Legislative forecast: Cloudy with a chance of disputes
2017 dawned on the Minnesota Capitol with bright sun Sunday, Jan. 1, illuminating the newly renovated building.
Was that a forecast of things to come in the 2017 state Legislature, which began at noon Tuesday?
That is impossible to predict, but Democratic Gov. Mark Dayton and Republicans who control the Legislature have a stormy past.
"I think it will be a difficult session because we have very stark differences," Dayton said. "My approach is to stake out what I think is best for Minnesota, and we will see at the end of session if we can reach the agreements that we didn't make in 2011, which was catastrophic with the shutdown."
Those stark differences, especially with House Speaker Kurt Daudt, R-Crown, were stormy in 2016. For instance, Dayton walked out on a public negotiations session with Daudt and the speaker admitted he yelled at the governor on the telephone.
No one is predicting a sunny legislative session, but leaders told reporters at a Forum News Service pre-session briefing last month that they should not write about a potential shutdown because one is unlikely. The last time Republicans controlled the House and Senate like this year was in Dayton's first year in office and they could not agree on a budget, closing much of state government for three weeks.
Dayton and legislative leaders' No. 1 job this year is writing a budget to fund the state for two years. They have said little in public about how they want that budget to look.
The state-funded portion of the budget that ends on June 30 will top $42 billion.

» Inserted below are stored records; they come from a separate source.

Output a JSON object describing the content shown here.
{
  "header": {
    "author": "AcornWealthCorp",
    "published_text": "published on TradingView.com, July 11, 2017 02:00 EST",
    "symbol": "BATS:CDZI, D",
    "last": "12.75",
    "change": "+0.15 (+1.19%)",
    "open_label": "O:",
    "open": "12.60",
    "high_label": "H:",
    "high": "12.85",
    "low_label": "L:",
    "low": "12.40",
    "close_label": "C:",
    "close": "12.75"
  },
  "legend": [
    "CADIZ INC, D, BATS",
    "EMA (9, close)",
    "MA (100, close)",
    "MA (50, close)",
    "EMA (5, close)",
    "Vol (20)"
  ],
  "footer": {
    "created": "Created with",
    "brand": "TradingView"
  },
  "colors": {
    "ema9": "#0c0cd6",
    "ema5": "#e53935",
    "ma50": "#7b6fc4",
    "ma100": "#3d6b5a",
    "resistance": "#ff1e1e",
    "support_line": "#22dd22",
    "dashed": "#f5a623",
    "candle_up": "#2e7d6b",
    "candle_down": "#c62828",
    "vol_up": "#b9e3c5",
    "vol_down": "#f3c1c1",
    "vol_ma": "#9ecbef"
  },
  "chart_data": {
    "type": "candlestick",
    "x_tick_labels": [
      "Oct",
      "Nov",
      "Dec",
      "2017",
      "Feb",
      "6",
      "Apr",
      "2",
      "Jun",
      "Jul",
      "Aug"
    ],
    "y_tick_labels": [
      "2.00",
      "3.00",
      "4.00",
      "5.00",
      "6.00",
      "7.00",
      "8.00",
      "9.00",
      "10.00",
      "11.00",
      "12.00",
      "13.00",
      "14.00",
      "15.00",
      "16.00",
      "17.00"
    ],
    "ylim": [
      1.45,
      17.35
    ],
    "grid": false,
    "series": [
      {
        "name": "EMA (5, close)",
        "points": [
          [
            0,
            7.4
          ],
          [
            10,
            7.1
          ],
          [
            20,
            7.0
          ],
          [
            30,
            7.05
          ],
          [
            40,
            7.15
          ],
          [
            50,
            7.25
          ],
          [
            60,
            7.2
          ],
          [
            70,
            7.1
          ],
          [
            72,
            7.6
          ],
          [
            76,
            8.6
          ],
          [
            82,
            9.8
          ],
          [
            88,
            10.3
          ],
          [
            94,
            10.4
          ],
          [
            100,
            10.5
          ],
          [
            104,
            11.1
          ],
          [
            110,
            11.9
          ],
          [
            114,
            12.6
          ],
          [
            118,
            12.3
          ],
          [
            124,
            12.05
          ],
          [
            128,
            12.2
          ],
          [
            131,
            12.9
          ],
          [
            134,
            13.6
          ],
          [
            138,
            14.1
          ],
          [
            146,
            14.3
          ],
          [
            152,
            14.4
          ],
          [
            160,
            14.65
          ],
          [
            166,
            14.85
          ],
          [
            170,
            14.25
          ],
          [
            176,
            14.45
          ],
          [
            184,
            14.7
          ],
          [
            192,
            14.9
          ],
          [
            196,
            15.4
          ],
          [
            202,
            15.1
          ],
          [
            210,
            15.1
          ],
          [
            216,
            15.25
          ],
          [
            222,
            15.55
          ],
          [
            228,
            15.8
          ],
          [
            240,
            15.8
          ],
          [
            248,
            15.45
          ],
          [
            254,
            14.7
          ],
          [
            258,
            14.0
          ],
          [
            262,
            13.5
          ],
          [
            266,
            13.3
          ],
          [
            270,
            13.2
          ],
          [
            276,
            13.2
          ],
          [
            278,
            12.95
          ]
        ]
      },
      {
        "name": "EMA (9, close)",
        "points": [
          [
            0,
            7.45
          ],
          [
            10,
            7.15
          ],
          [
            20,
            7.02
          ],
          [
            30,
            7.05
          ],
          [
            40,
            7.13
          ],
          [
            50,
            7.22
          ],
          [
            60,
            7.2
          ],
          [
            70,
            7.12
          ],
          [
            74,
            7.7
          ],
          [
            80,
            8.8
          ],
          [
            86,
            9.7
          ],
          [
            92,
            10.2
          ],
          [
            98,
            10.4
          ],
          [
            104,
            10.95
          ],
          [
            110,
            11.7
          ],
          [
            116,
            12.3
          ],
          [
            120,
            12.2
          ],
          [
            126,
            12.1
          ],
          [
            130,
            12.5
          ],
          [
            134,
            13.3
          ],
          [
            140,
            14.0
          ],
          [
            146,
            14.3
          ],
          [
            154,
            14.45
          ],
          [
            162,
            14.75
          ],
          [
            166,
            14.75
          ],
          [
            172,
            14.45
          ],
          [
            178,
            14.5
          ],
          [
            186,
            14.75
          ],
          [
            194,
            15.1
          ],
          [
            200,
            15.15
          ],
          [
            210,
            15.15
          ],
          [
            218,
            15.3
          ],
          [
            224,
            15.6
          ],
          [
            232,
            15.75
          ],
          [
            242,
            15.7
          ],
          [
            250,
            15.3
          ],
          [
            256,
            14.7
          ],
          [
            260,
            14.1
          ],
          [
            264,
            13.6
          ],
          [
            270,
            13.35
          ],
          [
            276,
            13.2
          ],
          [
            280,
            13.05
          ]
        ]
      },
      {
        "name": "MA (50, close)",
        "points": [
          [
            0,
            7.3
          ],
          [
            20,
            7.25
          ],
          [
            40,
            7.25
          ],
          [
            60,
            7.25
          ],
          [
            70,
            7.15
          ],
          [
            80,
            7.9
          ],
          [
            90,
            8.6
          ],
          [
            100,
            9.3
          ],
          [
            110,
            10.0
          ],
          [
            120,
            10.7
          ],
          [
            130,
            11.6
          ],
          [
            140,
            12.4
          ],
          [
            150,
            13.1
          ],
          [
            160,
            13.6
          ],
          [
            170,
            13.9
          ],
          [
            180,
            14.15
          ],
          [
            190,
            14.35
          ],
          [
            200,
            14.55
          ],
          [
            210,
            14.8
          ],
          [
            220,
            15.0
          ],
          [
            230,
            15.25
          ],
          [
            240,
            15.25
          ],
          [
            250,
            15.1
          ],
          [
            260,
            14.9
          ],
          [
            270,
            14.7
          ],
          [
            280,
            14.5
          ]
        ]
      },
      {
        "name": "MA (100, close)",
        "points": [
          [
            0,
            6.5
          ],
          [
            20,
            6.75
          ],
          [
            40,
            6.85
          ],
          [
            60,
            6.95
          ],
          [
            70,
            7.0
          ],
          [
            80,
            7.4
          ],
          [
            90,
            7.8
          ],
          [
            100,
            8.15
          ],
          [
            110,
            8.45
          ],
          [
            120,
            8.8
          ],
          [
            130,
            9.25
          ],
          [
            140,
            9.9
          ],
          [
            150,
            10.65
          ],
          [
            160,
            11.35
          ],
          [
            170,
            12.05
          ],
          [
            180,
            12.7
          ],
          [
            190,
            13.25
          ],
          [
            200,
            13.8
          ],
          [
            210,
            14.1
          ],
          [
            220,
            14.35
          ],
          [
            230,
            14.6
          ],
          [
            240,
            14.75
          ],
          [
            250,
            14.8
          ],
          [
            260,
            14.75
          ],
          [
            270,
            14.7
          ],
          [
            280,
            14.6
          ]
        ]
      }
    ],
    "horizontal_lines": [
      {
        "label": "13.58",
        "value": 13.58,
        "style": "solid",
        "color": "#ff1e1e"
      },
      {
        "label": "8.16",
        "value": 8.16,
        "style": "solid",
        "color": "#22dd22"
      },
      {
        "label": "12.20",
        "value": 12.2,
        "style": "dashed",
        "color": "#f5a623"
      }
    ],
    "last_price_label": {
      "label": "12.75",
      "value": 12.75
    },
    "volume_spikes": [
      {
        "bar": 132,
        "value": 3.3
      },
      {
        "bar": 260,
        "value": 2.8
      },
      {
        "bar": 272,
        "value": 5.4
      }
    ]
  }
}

State workers got in some late unpacking and office arranging during the holiday weekend as the Capitol prepared for reopening after being mostly closed for three years. The $310 million inside-and-out renovation project has left the Capitol gleaming like it has not since it opened in 1905.
While restoration work is winding down, legislative work is winding up.
If writing a budget is their main job, lawmakers say their first job will be providing relief to thousands of Minnesotans who bought individual health insurance for 2017. Insurance premiums soared as many companies stopped providing insurance for people who do not get it from their employers or from government programs.
Also high on their agenda will be leftovers from last year's session: taxes and public works projects. They were to be considered in a special summer or fall legislative session, but Daudt and Dayton never agreed on specifics so it never happened.
Most lawmakers liked the tax bill, which combined a variety of tax cuts with increased local government aid from the state. The public works bill included road and bridge projects, but transportation and other state construction projects are expected to take different roads this year.
One factor that will frame this session is the fact that it will be Dayton's last chance to make his mark on the state after 40 years of public service. He says he does not plan to seek office again.
"It is my hope that the governor and his administration understand that this is the last two years of a long career for the governor and I would hope he would want to end his career on a high note," Rep. Paul Torkelson, R-Hanska, said.
Dayton said he will propose more education spending, particularly for the youngest learners, but that the state cannot afford the universal kindergarten plan he had pushed in recent years.
He also promises to bring back a proposed gasoline tax increase to inject new money into transportation. While everyone seems to agree transportation needs billions more over the next decade, most Republicans say the state already collects enough taxes and does not need add taxes, just move around taxes already collected.
Dayton said he does not see a need to raise other taxes this year. Republicans are expected to seek tax cuts, saying a projected $1.4 billion budget surplus shows the state is collecting too much from Minnesotans.
The history of conflicts left Sen. David Tomassoni, D-Chisholm, sounding concerned.
"If negotiations between the speaker and the governor are any indication, the session is going to be rocky," Tomassoni predicted. "We had this same dynamic in 2011 and there was this government shutdown that was, I think, the longest in the history of the United States. I'm hoping that doesn't happen again. I'm hoping we get our work done."
Daudt promises that negotiations will be done in the light of day this year, like the light shining on the Capitol dome on New Year's Day.
"We need to do something differently," he said, adding that House-Senate conference committees will do the work that legislative leaders and the governor have done in closed-door talks.
Budget work late
Work toward Minnesota's two-year state budget is running late.
Gov. Mark Dayton told Forum News Service it is because of the time it took in a failed attempt to organize a special legislative session to deal with health insurance costs and leftover issues from the 2016 session.
"We are seriously in arrears because we have spent thousands of hours since the (Nov. 8) election trying to deal with this special session," Dayton said.
It was taking lots of time dealing with legislators in "far flung places" instead of being in their Capitol complex offices.
"We have a lot more to do," he said, but his budget proposal will be released as required on Jan. 24.